“I’m not a photojournalist” states Belgian Magnum photographer Harry Gruyaert – “my influences come from painting and cinema.” However, his color-soaked images of Las Vegas and Los Angeles in 1981 and Moscow in 1989 cannot help but reveal the signs of the times – images published in his new book East / West.
In following his intuition, Gruyaert finds himself drawn to documenting a “banality that is extremely interesting” – vistas rendered in brilliant Kodachrome of what was then, for the inhabitants of those places, just the backdrop to everyday live, but now, for outsiders, 30 years in the future, are cinematic visions of another world. “The genius of Cartier-Bresson is not only that his work is extremely well composed, ” says Gruyaert, “but that it says a lot about the time and the place he photographed. ”
"I was excited visually but on a human level pretty sad"
- Harry Gruyaert
Of Los Angeles and Las Vegas, though depicted in bright, cartoonish color, Gruyaert spoke about how he found them to be somewhat depressing. “I was excited visually but on a human level pretty sad, everything related to money. I found that extremely sad.” Very much like the sunny optimism of the American dream itself, there is a subtle discord in the work that indicates that all may not be as perfect as it first seems.
In an essay accompanying the book, David Campany, identifying this uneasiness writes: “Beyond the visual attraction, there is an unmistakable feeling of melancholy here, as there is in much in Gruyaert’s photography. And a sense of disappointment too. There is some kind of elegy, to a promise lost or squandered for the day’s distraction. A beautiful photography of loneliness or alienation can be redemptive but it never takes away the pain, and never overcomes the social realities. For all the delight that Gruyaert’s photographs offer us, for all the colorful joy, these are bittersweet depictions.”
Like the artist Gruyaert identifies as, for him, the moods of the two locations – American ambition skirting close to vice in LA and Las Vegas, and the transitioning of Moscow from austere iron curtain capital to international city – provided two distinct color swatches with which he could work. “It’s like being a painter, you have two different palettes,” he explained.
“What could be a greater color contrast than the super-saturation of California – the ‘West’ – and the drained palette of an exhausted Soviet Union – the ‘East’?” questions David Campany.

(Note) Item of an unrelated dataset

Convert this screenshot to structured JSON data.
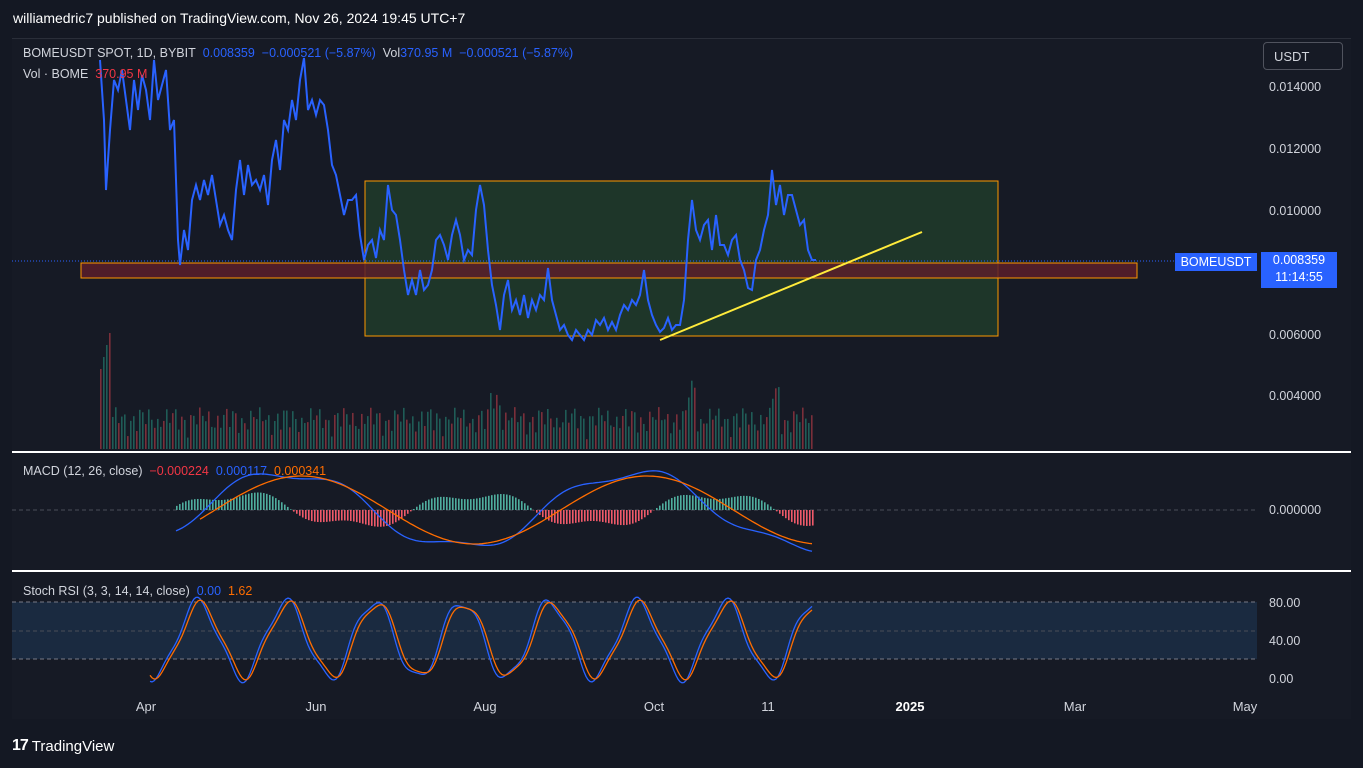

One of several photographers to accept an invitation to photograph Moscow as part of an exchange program that would later see Soviet photographers visit France, Gruyaert visited Moscow in 1989, along with his friend and fellow Magnum photographer Josef Koudelka. It was Gruyaert’s first visit behind the iron curtain, and Koudelka’s first since leaving Czechoslovakia in 1968. A new Magnum photographer, the Russian Gueorgui Pinkhassov, was also present. The loose project began in late April, stretching over the traditional May Day festivities.
"What could be a greater color contrast than the super-saturation of California – the ‘West’ – and the drained palette of an exhausted Soviet Union – the ‘East’?"

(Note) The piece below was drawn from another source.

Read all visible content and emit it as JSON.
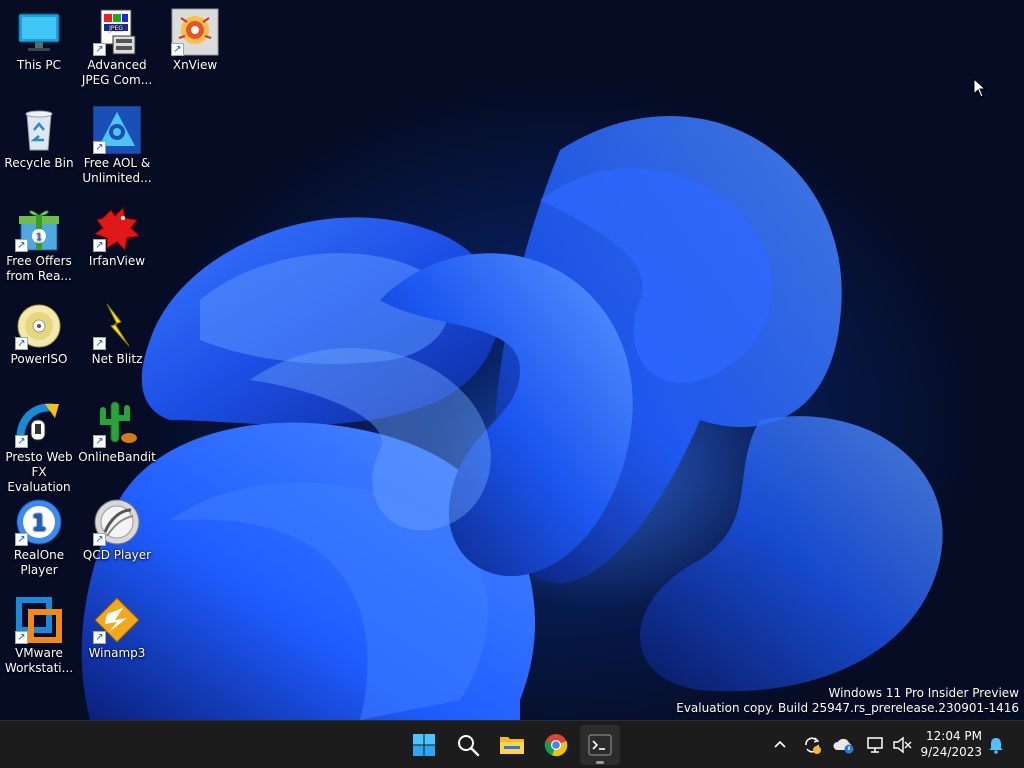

- David Campany
In contrast to capitalist America, Moscow was starker visually, but the mood was much more welcoming: “It was extremely exciting, everything was falling to pieces – it was extremely open. It was an amazing time,” remembers Gruyaert. Despite its more austere palette, Moscow is somehow rendered more welcoming, and yet the loneliness that permeated the American work is present in the post-Soviet study too.
“Gruyaert’s framing and timing lend these groups some kind of unified consciousness. But, as in Los Angeles and Las Vegas, the feeling of isolation is pervasive. The camera catches individuals passing, negating each other’s presence without fully engaging. As they sit on park benches or lean on walls, their gazes slide past, never quite making eye contact, trapped in a predicament of history,” writes Campany.
Although the work serves to document the nuances of a particular time and place, in making it, Gruyaert took hundreds of images, without thinking at all about how they might eventually end up being used, either then or decades into the future.
The initial intention was, in fact, for a magazine feature, but the huge volume of material created means that the work can now be reimagined as a double-duty book, featuring images not published before – two books presented together as one tome.
“I just want to be completely open and not think about how things are going to be used,” Gruyaert explained, discussing how his treasure trove of material was re-edited into the book East / West.
“It’s very good to let things lie in a corner for many years and then go into it again. You can do a much better job in editing. And the printing is a much better job than I could have done 30 years ago,” he says.
East / West is available signed by Harry Gruyaert on the Magnum shop.